▶ Data for the task:
+++

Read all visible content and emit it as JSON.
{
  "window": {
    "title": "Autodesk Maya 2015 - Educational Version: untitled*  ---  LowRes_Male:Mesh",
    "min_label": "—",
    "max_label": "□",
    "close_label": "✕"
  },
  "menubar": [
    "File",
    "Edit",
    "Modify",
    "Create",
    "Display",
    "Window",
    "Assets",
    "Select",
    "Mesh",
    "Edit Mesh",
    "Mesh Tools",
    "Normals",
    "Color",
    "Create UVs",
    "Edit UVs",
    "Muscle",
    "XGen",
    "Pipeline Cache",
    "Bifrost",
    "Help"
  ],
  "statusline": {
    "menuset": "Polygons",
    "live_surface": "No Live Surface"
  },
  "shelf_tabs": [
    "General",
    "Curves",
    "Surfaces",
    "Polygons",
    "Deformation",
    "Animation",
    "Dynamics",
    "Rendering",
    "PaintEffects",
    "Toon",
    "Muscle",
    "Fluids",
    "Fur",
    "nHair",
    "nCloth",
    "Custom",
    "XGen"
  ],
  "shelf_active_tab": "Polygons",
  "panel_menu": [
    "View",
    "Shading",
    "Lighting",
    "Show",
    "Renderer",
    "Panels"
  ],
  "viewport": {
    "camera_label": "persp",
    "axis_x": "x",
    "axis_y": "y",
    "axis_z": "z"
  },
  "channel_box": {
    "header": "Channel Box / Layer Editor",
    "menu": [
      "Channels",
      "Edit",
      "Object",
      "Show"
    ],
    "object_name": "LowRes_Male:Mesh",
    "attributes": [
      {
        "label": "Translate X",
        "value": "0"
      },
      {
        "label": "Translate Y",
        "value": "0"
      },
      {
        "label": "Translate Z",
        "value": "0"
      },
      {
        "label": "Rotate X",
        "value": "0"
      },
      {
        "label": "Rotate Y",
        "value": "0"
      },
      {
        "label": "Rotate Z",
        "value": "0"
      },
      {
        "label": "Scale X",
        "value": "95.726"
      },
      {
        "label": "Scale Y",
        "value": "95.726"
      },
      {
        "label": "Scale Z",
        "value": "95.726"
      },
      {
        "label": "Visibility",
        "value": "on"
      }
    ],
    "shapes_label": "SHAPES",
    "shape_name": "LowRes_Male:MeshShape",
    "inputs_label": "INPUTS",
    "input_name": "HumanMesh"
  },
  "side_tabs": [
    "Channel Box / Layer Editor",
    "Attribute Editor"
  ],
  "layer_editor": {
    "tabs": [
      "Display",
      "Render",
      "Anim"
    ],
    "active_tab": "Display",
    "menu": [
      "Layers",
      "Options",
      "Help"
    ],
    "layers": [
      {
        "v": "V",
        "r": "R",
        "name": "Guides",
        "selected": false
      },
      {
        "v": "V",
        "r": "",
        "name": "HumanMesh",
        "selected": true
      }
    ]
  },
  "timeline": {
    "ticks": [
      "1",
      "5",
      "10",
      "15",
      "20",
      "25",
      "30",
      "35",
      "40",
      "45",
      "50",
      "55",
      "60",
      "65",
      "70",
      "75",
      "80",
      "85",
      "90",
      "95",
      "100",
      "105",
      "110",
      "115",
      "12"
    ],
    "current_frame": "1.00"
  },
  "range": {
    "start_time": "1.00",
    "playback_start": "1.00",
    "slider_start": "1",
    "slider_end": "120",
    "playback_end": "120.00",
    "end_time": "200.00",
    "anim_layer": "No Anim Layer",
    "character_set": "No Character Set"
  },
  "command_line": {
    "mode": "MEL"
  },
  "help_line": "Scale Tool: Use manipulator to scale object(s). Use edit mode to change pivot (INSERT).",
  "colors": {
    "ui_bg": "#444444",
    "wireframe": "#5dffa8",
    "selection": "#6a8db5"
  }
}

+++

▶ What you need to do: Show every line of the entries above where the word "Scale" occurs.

▶ Solution to the exercise:
        "label": "Scale X",
        "label": "Scale Y",
        "label": "Scale Z",
  "help_line": "Scale Tool: Use manipulator to scale object(s). Use edit mode to change pivot (INSERT).",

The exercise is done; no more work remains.